Do Not Be Tempted To Buy An Illegal Vehicle!
Illegal used-car imports from Japan, China and Singapore sold on the black market in South Africa are costing the country millions in lost revenue.
These illegal vehicles are destined for neighbouring countries and are banned from being sold in South Africa in order to protect the vehicle industry.The imports that arrive on South African shores are stored in warehouses before being transported to neighbouring countries. Recently the Independent on Saturday went undercover to investigate how these cars were sold to the South African public.
- Prospective customers visit the warehouses by appointment only.
- Prices of the vehicles offered are much lower than their true value.
- All transactions are simple – there is no paperwork, no credit checks, no instalments and no need to produce driving licences.
- All transactions are done in cash with nothing going through the bank.
- In order to make the cars “legal”, customers are charged extra. In the interim temporary papers in the name of another person are issued and dealers brief customers on what to say if they are stopped by the police or traffic officers.
When buying your next car make sure you do the following:
- Never buy a vehicle advertised or displayed with foreign number plates.
- Never buy a vehicle that is registered in a foreign country – even our neighbouring countries. The probability of you being allowed to import the vehicle, is very low.
- Never buy a vehicle without a NaTIS registration certificate. If the vehicle is financed, the registration certificate will be at the bank and it will only be released if the vehicle is paid in full.
- Check that the information on the registration certificate and/or license disc match with the information on the vehicle. Check that all the VIN/chassis numbers on the vehicle match each other and have not been tampered with.

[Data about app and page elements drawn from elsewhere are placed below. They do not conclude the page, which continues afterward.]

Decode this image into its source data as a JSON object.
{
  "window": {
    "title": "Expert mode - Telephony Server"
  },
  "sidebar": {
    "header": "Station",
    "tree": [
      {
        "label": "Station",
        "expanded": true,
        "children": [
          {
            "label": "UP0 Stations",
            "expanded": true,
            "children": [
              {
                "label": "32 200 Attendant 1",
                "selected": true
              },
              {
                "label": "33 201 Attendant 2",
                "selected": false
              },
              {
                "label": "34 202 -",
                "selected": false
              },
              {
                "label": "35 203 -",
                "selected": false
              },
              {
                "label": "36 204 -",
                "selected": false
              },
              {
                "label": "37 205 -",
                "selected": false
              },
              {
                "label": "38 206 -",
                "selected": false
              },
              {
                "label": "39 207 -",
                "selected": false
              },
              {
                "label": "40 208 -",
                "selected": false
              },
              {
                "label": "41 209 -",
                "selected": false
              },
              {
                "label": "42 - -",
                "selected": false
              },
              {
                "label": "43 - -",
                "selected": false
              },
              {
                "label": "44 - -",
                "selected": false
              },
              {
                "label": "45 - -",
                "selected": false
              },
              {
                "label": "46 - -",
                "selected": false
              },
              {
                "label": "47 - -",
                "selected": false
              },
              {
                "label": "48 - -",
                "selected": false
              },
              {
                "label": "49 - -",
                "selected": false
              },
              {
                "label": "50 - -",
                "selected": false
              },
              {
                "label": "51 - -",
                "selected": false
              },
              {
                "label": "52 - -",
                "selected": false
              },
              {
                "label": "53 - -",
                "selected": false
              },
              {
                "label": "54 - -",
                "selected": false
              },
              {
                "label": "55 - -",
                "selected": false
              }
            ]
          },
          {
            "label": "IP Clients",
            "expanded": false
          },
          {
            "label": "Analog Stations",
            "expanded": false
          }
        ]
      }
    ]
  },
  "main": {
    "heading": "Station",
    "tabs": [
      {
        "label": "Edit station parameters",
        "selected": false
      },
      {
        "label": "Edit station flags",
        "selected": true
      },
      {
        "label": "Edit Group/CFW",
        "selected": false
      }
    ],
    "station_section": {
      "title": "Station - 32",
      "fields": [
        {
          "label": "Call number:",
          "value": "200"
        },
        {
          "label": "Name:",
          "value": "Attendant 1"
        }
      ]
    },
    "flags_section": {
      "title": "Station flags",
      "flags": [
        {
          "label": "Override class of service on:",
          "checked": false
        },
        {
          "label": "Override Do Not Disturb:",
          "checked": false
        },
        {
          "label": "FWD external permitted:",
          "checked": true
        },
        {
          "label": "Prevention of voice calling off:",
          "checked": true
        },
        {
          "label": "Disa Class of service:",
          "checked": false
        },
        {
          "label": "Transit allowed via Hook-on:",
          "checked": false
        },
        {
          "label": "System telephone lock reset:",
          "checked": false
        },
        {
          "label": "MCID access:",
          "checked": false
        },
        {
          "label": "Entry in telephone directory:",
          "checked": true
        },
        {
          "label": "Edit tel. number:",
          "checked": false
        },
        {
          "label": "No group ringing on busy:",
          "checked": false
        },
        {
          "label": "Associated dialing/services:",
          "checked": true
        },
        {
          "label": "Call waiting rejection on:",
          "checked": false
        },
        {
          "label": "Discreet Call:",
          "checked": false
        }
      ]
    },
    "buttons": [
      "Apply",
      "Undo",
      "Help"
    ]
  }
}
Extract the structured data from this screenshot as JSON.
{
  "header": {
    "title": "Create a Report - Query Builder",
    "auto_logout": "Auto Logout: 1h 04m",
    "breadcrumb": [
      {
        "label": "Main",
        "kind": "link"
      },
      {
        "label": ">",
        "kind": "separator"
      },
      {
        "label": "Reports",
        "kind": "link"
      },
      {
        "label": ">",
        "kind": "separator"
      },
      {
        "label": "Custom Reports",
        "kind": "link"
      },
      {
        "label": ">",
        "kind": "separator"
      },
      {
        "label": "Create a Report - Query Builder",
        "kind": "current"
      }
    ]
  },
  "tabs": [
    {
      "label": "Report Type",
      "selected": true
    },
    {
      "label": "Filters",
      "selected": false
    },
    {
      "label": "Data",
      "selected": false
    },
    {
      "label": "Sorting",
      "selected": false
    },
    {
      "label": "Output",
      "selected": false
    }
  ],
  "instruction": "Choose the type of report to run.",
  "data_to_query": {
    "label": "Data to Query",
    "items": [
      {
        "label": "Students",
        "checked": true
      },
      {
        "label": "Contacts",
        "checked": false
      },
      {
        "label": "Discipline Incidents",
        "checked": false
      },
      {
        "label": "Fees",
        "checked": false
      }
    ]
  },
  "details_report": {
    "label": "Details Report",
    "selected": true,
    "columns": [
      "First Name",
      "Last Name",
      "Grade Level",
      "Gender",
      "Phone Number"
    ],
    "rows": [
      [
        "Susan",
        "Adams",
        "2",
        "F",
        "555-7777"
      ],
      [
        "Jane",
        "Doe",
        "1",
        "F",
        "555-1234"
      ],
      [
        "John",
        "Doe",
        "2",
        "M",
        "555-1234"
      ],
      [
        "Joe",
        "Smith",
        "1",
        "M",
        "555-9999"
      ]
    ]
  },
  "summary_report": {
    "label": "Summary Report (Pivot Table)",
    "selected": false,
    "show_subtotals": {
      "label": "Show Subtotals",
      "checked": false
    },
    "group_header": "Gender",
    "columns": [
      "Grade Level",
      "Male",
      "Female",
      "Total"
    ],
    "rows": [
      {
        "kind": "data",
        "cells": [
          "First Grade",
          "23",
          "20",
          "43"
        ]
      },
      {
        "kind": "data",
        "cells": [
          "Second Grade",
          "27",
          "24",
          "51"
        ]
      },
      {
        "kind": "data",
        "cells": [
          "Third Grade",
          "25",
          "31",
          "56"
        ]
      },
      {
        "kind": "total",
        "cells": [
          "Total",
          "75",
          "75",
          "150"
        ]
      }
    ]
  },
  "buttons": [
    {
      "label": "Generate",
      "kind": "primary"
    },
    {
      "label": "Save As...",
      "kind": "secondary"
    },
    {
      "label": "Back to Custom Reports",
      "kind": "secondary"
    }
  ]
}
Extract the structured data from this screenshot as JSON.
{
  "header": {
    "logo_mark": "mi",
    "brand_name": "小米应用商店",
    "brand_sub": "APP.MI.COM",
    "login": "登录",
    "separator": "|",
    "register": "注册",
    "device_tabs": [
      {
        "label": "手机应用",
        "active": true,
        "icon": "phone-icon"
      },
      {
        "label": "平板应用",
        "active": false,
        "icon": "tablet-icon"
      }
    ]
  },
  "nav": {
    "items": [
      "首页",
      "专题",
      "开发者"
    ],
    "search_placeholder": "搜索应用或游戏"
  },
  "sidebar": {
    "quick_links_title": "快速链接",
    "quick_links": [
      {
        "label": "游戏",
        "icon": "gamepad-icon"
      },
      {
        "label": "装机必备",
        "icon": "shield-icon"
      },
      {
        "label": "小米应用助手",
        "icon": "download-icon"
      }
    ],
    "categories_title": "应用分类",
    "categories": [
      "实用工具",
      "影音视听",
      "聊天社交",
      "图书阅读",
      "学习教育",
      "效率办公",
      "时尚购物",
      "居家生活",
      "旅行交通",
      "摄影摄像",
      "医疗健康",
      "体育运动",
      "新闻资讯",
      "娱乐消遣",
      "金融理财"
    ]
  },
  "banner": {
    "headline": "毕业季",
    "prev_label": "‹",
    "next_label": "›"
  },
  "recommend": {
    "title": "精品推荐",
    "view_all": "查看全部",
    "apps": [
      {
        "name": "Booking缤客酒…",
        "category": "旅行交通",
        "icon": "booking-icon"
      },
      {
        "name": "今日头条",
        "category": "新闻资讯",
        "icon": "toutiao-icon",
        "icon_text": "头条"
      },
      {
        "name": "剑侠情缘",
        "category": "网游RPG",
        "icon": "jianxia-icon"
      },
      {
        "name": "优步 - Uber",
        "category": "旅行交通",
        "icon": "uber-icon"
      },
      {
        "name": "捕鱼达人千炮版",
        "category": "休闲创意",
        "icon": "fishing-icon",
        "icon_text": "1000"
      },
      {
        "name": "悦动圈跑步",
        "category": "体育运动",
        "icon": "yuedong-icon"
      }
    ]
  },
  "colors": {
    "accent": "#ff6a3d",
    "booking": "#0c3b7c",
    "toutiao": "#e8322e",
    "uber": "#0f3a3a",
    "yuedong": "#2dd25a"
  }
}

- Check for spelling mistakes on the registration certificate and that it is not a photo copy.
- Buy used vehicles from reputable dealers.
- Do not buy a vehicle if a microdot confirmation certificate was not issued for the vehicle by a reputable accredited microdot fitment centre. All motor vehicles, locally manufactured or imported, registered for the first time in South Africa after 1 September 2012 must be microdotted. If a vehicle has not been fitted, it should be verified and fitted with microdots. The Second-Hand Goods Act, 2009 (Act No. 6 of 2009) makes it a requirement that second-hand motor vehicle dealers must record motor vehicle details, which includes the recording of the microdot particulars on the microdot.